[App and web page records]
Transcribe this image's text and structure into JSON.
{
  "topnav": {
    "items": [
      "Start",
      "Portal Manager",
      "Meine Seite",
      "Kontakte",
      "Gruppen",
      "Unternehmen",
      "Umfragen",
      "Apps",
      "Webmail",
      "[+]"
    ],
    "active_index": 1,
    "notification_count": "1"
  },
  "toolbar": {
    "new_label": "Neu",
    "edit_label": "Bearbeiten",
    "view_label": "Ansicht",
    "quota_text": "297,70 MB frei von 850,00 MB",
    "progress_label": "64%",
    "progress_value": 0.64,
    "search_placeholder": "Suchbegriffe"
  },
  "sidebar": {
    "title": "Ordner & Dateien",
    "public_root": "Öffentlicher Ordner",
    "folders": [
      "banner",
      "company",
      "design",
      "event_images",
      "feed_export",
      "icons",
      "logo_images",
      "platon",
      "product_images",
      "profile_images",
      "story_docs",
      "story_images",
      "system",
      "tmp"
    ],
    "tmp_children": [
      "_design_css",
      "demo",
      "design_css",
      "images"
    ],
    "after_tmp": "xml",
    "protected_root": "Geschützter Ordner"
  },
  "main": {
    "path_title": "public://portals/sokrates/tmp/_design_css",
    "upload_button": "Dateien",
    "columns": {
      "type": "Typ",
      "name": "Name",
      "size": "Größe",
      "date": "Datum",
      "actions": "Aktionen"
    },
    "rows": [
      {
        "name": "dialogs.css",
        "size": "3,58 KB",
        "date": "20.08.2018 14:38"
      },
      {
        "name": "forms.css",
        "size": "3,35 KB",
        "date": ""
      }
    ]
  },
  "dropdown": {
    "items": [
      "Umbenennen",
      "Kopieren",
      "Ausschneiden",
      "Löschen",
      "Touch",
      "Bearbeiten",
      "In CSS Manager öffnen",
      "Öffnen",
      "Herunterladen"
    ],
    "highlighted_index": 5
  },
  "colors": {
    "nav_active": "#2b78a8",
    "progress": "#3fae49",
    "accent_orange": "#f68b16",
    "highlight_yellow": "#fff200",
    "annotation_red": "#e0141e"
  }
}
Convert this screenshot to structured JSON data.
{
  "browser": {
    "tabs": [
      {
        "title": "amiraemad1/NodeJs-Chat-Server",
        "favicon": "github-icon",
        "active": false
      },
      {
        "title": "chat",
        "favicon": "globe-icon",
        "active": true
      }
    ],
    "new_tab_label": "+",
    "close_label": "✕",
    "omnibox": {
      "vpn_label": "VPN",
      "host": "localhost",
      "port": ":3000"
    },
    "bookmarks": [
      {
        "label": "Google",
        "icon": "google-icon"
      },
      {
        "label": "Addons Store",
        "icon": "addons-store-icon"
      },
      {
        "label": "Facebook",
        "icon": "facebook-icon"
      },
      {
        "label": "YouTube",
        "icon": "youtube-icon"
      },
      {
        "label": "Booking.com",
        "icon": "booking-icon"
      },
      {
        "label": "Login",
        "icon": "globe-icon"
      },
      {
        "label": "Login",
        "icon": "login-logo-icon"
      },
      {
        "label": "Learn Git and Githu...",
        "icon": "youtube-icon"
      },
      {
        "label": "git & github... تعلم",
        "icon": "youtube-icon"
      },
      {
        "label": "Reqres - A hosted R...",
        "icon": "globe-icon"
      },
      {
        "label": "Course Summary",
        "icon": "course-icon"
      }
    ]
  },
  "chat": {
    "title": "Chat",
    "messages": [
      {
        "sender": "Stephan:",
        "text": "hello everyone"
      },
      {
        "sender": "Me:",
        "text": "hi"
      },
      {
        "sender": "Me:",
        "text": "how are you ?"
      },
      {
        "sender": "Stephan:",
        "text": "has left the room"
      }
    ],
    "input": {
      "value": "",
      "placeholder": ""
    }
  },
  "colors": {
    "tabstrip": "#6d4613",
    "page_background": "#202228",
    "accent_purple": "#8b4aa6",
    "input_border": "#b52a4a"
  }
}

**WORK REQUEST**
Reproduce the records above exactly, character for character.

**OUTPUT FOR THIS EXERCISE**
Transcribe this image's text and structure into JSON.
{
  "topnav": {
    "items": [
      "Start",
      "Portal Manager",
      "Meine Seite",
      "Kontakte",
      "Gruppen",
      "Unternehmen",
      "Umfragen",
      "Apps",
      "Webmail",
      "[+]"
    ],
    "active_index": 1,
    "notification_count": "1"
  },
  "toolbar": {
    "new_label": "Neu",
    "edit_label": "Bearbeiten",
    "view_label": "Ansicht",
    "quota_text": "297,70 MB frei von 850,00 MB",
    "progress_label": "64%",
    "progress_value": 0.64,
    "search_placeholder": "Suchbegriffe"
  },
  "sidebar": {
    "title": "Ordner & Dateien",
    "public_root": "Öffentlicher Ordner",
    "folders": [
      "banner",
      "company",
      "design",
      "event_images",
      "feed_export",
      "icons",
      "logo_images",
      "platon",
      "product_images",
      "profile_images",
      "story_docs",
      "story_images",
      "system",
      "tmp"
    ],
    "tmp_children": [
      "_design_css",
      "demo",
      "design_css",
      "images"
    ],
    "after_tmp": "xml",
    "protected_root": "Geschützter Ordner"
  },
  "main": {
    "path_title": "public://portals/sokrates/tmp/_design_css",
    "upload_button": "Dateien",
    "columns": {
      "type": "Typ",
      "name": "Name",
      "size": "Größe",
      "date": "Datum",
      "actions": "Aktionen"
    },
    "rows": [
      {
        "name": "dialogs.css",
        "size": "3,58 KB",
        "date": "20.08.2018 14:38"
      },
      {
        "name": "forms.css",
        "size": "3,35 KB",
        "date": ""
      }
    ]
  },
  "dropdown": {
    "items": [
      "Umbenennen",
      "Kopieren",
      "Ausschneiden",
      "Löschen",
      "Touch",
      "Bearbeiten",
      "In CSS Manager öffnen",
      "Öffnen",
      "Herunterladen"
    ],
    "highlighted_index": 5
  },
  "colors": {
    "nav_active": "#2b78a8",
    "progress": "#3fae49",
    "accent_orange": "#f68b16",
    "highlight_yellow": "#fff200",
    "annotation_red": "#e0141e"
  }
}
Convert this screenshot to structured JSON data.
{
  "browser": {
    "tabs": [
      {
        "title": "amiraemad1/NodeJs-Chat-Server",
        "favicon": "github-icon",
        "active": false
      },
      {
        "title": "chat",
        "favicon": "globe-icon",
        "active": true
      }
    ],
    "new_tab_label": "+",
    "close_label": "✕",
    "omnibox": {
      "vpn_label": "VPN",
      "host": "localhost",
      "port": ":3000"
    },
    "bookmarks": [
      {
        "label": "Google",
        "icon": "google-icon"
      },
      {
        "label": "Addons Store",
        "icon": "addons-store-icon"
      },
      {
        "label": "Facebook",
        "icon": "facebook-icon"
      },
      {
        "label": "YouTube",
        "icon": "youtube-icon"
      },
      {
        "label": "Booking.com",
        "icon": "booking-icon"
      },
      {
        "label": "Login",
        "icon": "globe-icon"
      },
      {
        "label": "Login",
        "icon": "login-logo-icon"
      },
      {
        "label": "Learn Git and Githu...",
        "icon": "youtube-icon"
      },
      {
        "label": "git & github... تعلم",
        "icon": "youtube-icon"
      },
      {
        "label": "Reqres - A hosted R...",
        "icon": "globe-icon"
      },
      {
        "label": "Course Summary",
        "icon": "course-icon"
      }
    ]
  },
  "chat": {
    "title": "Chat",
    "messages": [
      {
        "sender": "Stephan:",
        "text": "hello everyone"
      },
      {
        "sender": "Me:",
        "text": "hi"
      },
      {
        "sender": "Me:",
        "text": "how are you ?"
      },
      {
        "sender": "Stephan:",
        "text": "has left the room"
      }
    ],
    "input": {
      "value": "",
      "placeholder": ""
    }
  },
  "colors": {
    "tabstrip": "#6d4613",
    "page_background": "#202228",
    "accent_purple": "#8b4aa6",
    "input_border": "#b52a4a"
  }
}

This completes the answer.